Dataset rows for apps and sites:
# # # # # # #

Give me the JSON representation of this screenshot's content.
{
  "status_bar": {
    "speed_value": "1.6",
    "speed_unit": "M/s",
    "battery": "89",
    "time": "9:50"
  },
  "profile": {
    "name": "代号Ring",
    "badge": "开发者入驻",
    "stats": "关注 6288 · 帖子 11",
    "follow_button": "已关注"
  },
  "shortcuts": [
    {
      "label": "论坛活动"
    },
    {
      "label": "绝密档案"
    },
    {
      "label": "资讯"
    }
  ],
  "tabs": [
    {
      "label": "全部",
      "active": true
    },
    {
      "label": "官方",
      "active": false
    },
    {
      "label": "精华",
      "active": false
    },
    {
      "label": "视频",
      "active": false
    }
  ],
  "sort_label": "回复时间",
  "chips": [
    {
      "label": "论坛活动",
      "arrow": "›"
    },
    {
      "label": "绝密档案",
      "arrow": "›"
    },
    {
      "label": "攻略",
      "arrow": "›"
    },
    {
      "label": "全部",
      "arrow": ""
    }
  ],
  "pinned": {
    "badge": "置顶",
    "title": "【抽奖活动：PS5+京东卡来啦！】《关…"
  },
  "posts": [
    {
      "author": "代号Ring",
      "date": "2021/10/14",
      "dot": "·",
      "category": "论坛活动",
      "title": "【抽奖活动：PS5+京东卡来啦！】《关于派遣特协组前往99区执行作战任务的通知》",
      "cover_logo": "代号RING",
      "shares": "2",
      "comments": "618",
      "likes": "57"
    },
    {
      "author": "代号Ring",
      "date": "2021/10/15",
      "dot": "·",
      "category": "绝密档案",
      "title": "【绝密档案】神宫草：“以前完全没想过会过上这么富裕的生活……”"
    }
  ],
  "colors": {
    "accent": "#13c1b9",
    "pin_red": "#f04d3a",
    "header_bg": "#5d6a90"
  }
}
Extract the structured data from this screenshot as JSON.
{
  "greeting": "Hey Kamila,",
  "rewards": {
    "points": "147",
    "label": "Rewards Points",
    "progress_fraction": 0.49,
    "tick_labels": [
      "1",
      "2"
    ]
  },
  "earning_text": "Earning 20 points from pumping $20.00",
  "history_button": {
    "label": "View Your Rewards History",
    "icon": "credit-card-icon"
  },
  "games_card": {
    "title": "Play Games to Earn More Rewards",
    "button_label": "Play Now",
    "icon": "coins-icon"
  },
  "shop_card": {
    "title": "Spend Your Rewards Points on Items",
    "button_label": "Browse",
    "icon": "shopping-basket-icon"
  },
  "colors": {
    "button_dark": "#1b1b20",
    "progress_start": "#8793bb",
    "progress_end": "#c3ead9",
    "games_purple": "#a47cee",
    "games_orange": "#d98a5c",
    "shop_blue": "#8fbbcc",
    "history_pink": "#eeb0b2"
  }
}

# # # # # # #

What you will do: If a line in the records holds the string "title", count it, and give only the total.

Result for this task: 5